New App Will Give Voice to 9/11 Oral Histories

Article excerpt

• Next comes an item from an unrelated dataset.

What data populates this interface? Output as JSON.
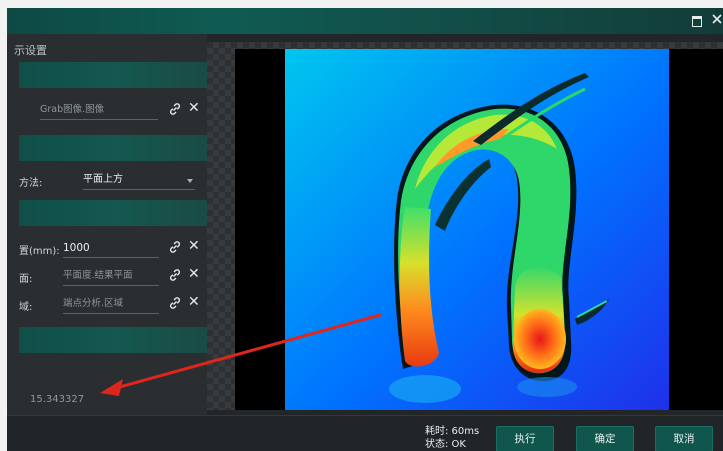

NEW YORK (AP) - Their voices tell their stories - witnesses and first responders recounting where they were and what they saw when terrorists attacked the World Trade Center.Now, a web startup called Broadcastr is putting those oral histories on the Internet and on smart phones for the world to hear.When it opens to the public next month, Broadcastr will already be a repository of thousands of audio clips linked to specific geographical spots. The National September 11 Memorial & Museum, meanwhile, has collected some 2,000 oral histories of witnesses, first responders and others who shared their experiences of Sept. 11, 2001.Thanks to their partnership, the memorial's oral histories will become available to ground zero tourists and on the Web."This is a way to get these stories out to people who are visiting the city or who are halfway around the world," said Joe Daniels, president of the foundation that is building the memorial. "It's pretty powerful stuff."In one audio clip on Broadcastr's site, city police Detective David Brink describes the moment when the trade center's south tower collapsed."I looked at one of the guys that was on my team. I said, 'Bobby, what the hell was that?' And he goes, 'Dave the whole tower is coming down.' I said, 'You've got to be kidding.'"Brink describes finding himself at the nearby St. Paul's Chapel, where he used holy water to wash the toxic dust out of his eyes."All we wanted to do was find some clean air to breathe," he says in his just-the-facts-ma'am New York accent.Broadcastr is the brainchild of Scott Lindenbaum and Andy Hunter, who met in a creative writing graduate program and founded a literary journal called Electric Literature.Broadcastr seeks to make the human voice as ubiquitous as videos on YouTube or photos on Flickr."It's the oldest form of communication, the oral tradition," Lindenbaum said in an interview. …